Then we set off to wander the Marais, one of my absolute favorite places in the world. Hausmann didn’t get his hands on this neighborhood, so it has old winding streets, back alleys, courtyards, vest-pocket parks, a hodgepodge of building shapes, sizes, and styles that you don’t see in the grand and stately arrondissements.
Paris, unlike New York, has museums scattered throughout the city; you’re forever stumbling across some little jewel that has its own lovely treasures. One of the more interesting ones is Le Musée de la Chasse et de la Nature (The Hunting and Nature Museum), housed (of course) in a pair of handsome hôtels particuliers in the Marais. The exhibits have clearly been designed by someone with a quirky sense of humor; the exhibit on the fox, for instance, has a taxidermy fox in a glass case, around which is built a cabinet with various drawers (one has casts of a fox’s pawprints, another casts of a fox’s leave-behinds), some sliding panels that show a mini-installation of fox drawings by a contemporary artist, and a kind of hologram that shows you the fox’s territory.
There was also a room with birdcalls, which you could call up from a vintage-y box of labeled buttons, and then rooms organized by theme (The Wild Boar and the Stag, The Big Game Hunt, The Unicorn), filled with artifacts, taxidermy, and art. Somehow, it didn’t feel creepy, but instead smart and urbane and elegant.
Already in need of fortification, we window-shopped our way over to Mariage Frères for some Assam and thé vert, and a green tea financier and a citron macaron.
We then lingered in Place des Vosges, undoubtedly one of the most serene, most dignified spots in the city. As always when I’m in Place des Vosges, it was overcast, which makes the place even more somber and reserved.
We strolled along the arcades, peeking into hotel lobbies and jewelry shops, before working our way back to the lively part of the Marais, where we had an aperitif at Les Philosophes, a classic corner café on Rue Vieille du Temple (with an amusing sign in la toilette), next to La Chaise au Plafond, where I had my daily breakfast coffee years ago, on my first trip to Paris.
Our last stop of the evening was Breizh Café, where we had maybe a bit too much of the rich, buttery galettes (Bretonese buckwheat crepes). I couldn’t resist trying the famous Bordier butter, especially when I saw there is a smoked version (beurre fumé!), so we started with that, and probably could have wrapped it up right there.

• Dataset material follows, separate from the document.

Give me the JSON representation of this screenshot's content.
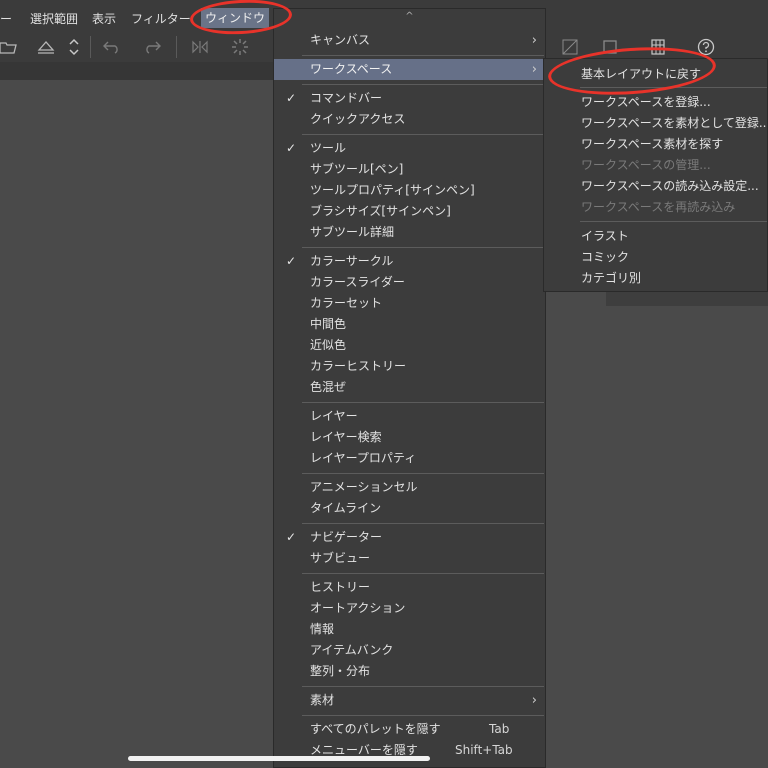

But on we went: galette with egg, mushrooms, and cheese for R., and galette with Reblochon, potatoes, bacon, and salad for me.
We had to cab it home, we were so full and wiped out and footsore. In the Marain, even in one day, you can really live a very full and filling life.